The APPG on Infant Feeding Inequalities brings together MPs, Peers, external organisations and interested individuals, and gives them the opportunity to work together, discuss the areas where support is needed and look at important issues.
It is chaired by Alison Thewliss MP. LLLGB have attended meetings since they began in 2015.
The Feeding Products for Babies and Children (Advertising and Promotion) Bill
One of the most important developments to come from the APPG is the Feeding Products for Babies and Children (Advertising and Promotion) Bill tabled by Alison Thewliss, MP.
The intention of the bill is to set standards, protect breastfeeding and emphasise the need for safe formula. Its intention is not to make formula feeding parents feel guilty but to ensure that future parents get the best possible information.
The Bill can be found here:
UK Parliamentary debate on protecting families from misleading baby milk marketing
Members of Parliament in the UK will debate the marketing of baby milks, feeding bottles and teats on Friday 24 February 2017 in the context of the Feeding Products for Babies and Children (Advertising and Promotion) Bill. The Bill passed its first reading on 16 November 2016 (when it was agreed to draft the law). If the Bill is passed, it will go to Committee stage for line by line scrutiny before returning to Parliament for the third reading, if approved at this stage it will go to the House of Lords for debate and approval there.
LLLGB was one of the organisations who supported the consultation on the Bill. We stated that we would welcome better regulation on formula milk and advertising. We feel that companies should not be able to make misleading claims or act in any way that might confuse mothers.
We totally support the right of parents to have accurate, impartial information.
We also feel that one area which needs looking at is companies who target new mothers appearing to offer breastfeeding support, while subtly undermining it.
APPG meeting – Tuesday 15 November, 2016
Presentation: Human Milk Banks and Use of Donor Human Milk
Gillian Weaver gave a presentation on human milk banks. There are 550 milk banks globally with around 200 in Brazil and 206 in Europe, with more in planning stages. New Zealand recently started their first milk bank and Iran and Vietnam are also just starting up.
Bar code tracking has recently been introduced to some milk banks in the UK; many milk banks are helped by Blood Bikes who offer an amazing service distributing donor milk at short notice and free of charge, this has made a big difference to the service offered to remote areas.
Gillian talked about the need for donor milk and mothers to donate it.
Gillian recently wrote a post for us, with Dr Natalie Schrenker, about a new milk bank:
Hearts in the Right Place.
Also see our post on Sharing Breastmilk
No Common Guidelines

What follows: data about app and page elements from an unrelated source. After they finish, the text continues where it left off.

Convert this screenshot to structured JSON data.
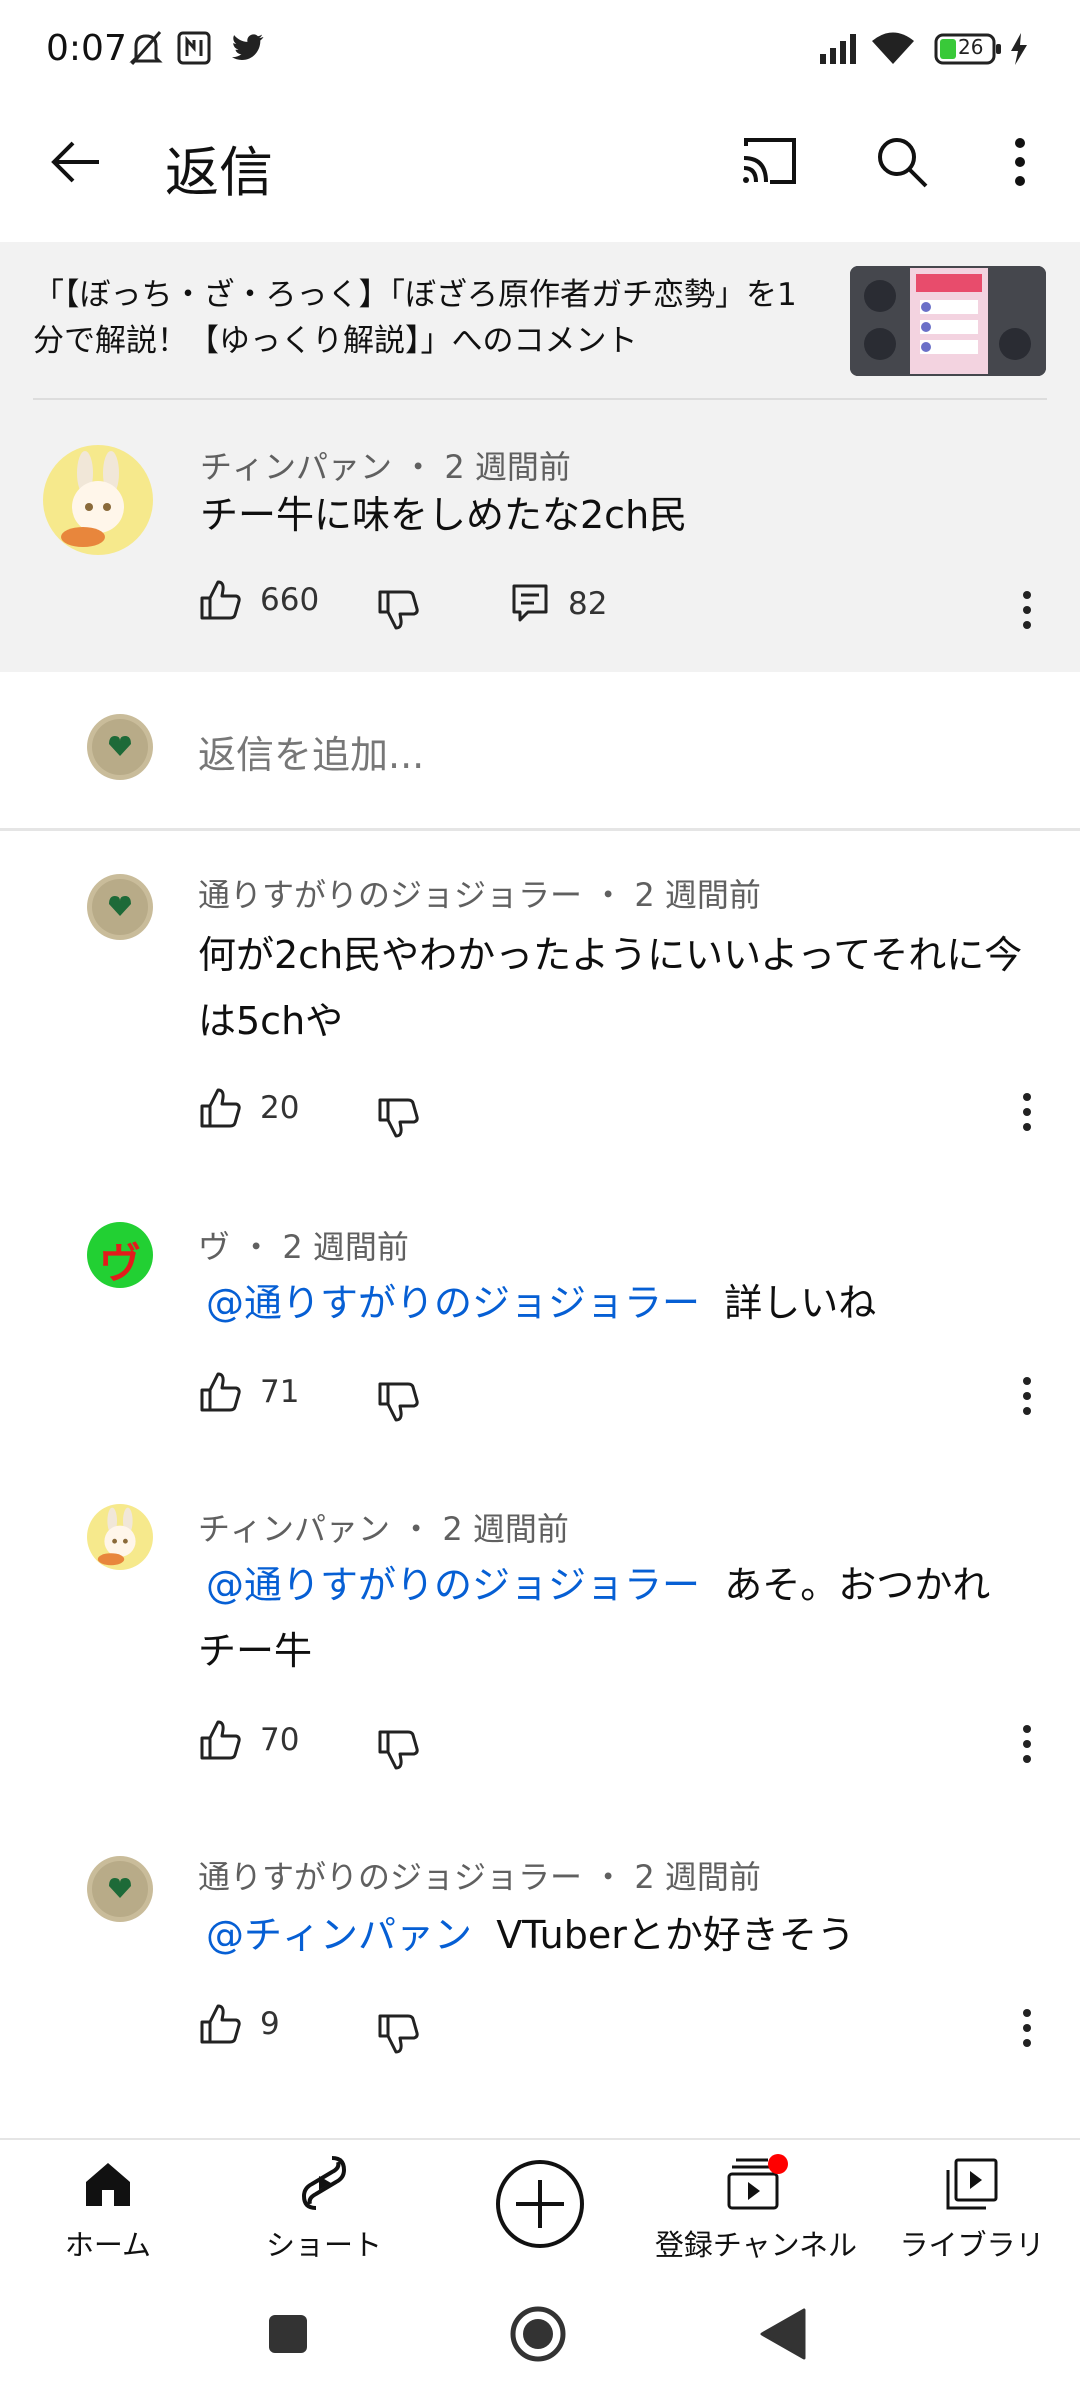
{
  "status": {
    "time": "0:07",
    "battery": "26"
  },
  "appbar": {
    "title": "返信"
  },
  "video": {
    "title": "「【ぼっち・ざ・ろっく】「ぼざろ原作者ガチ恋勢」を1分で解説！【ゆっくり解説】」へのコメント"
  },
  "parent": {
    "author": "チィンパァン ・ 2 週間前",
    "text": "チー牛に味をしめたな2ch民",
    "likes": "660",
    "replies": "82"
  },
  "add_reply": {
    "placeholder": "返信を追加..."
  },
  "replies": [
    {
      "author": "通りすがりのジョジョラー ・ 2 週間前",
      "mention": "",
      "text1": "何が2ch民やわかったようにいいよってそれに今",
      "text2": "は5chや",
      "likes": "20"
    },
    {
      "author": "ヴ ・ 2 週間前",
      "mention": "@通りすがりのジョジョラー",
      "text1": "詳しいね",
      "text2": "",
      "likes": "71"
    },
    {
      "author": "チィンパァン ・ 2 週間前",
      "mention": "@通りすがりのジョジョラー",
      "text1": "あそ。おつかれ",
      "text2": "チー牛",
      "likes": "70"
    },
    {
      "author": "通りすがりのジョジョラー ・ 2 週間前",
      "mention": "@チィンパァン",
      "text1": "VTuberとか好きそう",
      "text2": "",
      "likes": "9"
    }
  ],
  "avatar_letter": "ヴ",
  "nav": {
    "home": "ホーム",
    "shorts": "ショート",
    "subscriptions": "登録チャンネル",
    "library": "ライブラリ"
  },
  "colors": {
    "mention": "#065fd4",
    "header_bg": "#f2f2f2",
    "notification_dot": "#ff0000"
  }
}
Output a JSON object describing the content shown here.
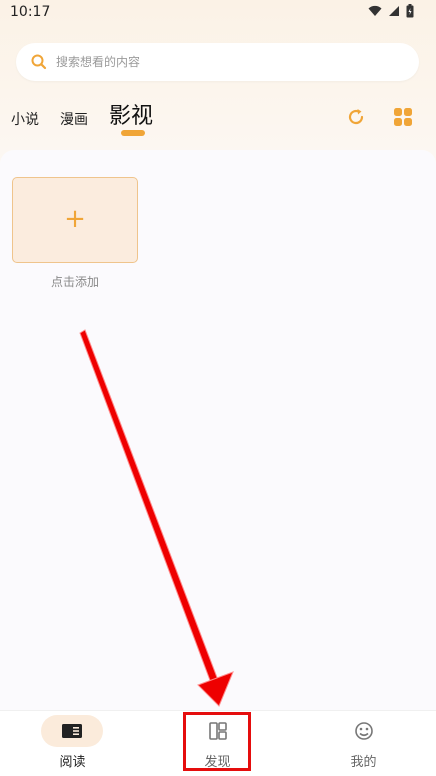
{
  "status_bar": {
    "time": "10:17"
  },
  "search": {
    "placeholder": "搜索想看的内容"
  },
  "tabs": [
    {
      "label": "小说",
      "active": false
    },
    {
      "label": "漫画",
      "active": false
    },
    {
      "label": "影视",
      "active": true
    }
  ],
  "header_icons": [
    "refresh-icon",
    "grid-icon"
  ],
  "add_card": {
    "symbol": "+",
    "label": "点击添加"
  },
  "bottom_nav": [
    {
      "label": "阅读",
      "icon": "book-icon",
      "active": true
    },
    {
      "label": "发现",
      "icon": "discover-icon",
      "active": false
    },
    {
      "label": "我的",
      "icon": "profile-icon",
      "active": false
    }
  ],
  "colors": {
    "accent": "#f0a537",
    "annotation_red": "#e50d0d",
    "card_bg": "#fbecde"
  }
}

The European Society for Paediatric Gastroenterology Hepatology and Nutrition (ESPGHAN) says that after a mother’s own milk, donor milk is the next choice, followed by formula. However it does say that the milk should be from an official milk bank.
Although there are no common guidelines across the globe, milk banks in the UK use NICE (National Institute for Health and Care Excellence) guidelines. However, this doesn’t include guidelines on how the milk is used after leaving the milk bank.
There is an increasing demand for donor breastmilk as its use can reduce the length of a baby’s stay in a special care unit (SCU) and increase the rate of exclusive breastfeeding on discharge. The only reason it is not used more is down to availability, not cost.
Presentation: Hospital Admissions
Phyll Buchanan has been looking at how infant admissions to hospital relate to infant feeding. Patients are assigned codes on admission making it possible to look for patterns.
There are vast regional differences in breastfeeding rates but Phyll has found that breastfeeding is a natural safety net. From the statistics she studied she found that re-admissions in the first 14 days were not related to breastfeeding.
Any other business
It was noted that once claims about breastfeeding were put into professional medical papers they were very hard to challenge.
Concern was also expressed at the huge growth in the follow-on formula market.
APPG meeting – Tuesday 21 February 2017
This meeting was also held at the House of Commons and chaired by Alison Thewliss, MP.
Kenny Gibson, Head of Commissioning (NHS England) sent his apologies. However those present were able to discuss the fact that support for breastfeeding mothers is still inadequate.
Presentation: the situation in Scotland (NHS)
Leigh-Ann Johnstone gave a presentation on her work as a Breastfeeding Support Worker in a neo-natal unit (NNU) in Lanarkshire. She gives emotional and practical support to mothers. She also organises ante-natal talks within the Maternity Unit and there is some follow-up support on discharge.
Leigh-Ann has managed to make a real change to attitudes, encouraging kangaroo care and the expression of breastmilk. She also liaises with the donor milk bank.
Within Lanarkshire the overall breastfeeding initiation rate is 44% but within the unit 50% of women express within six hours, and 92% within 24 hours. Expressed breastmilk is seen as medicinal.
Mothers really appreciate the support they are getting.
One attendee noted that this support is also needed in Children’s Hospitals.
Report by Anna Burbidge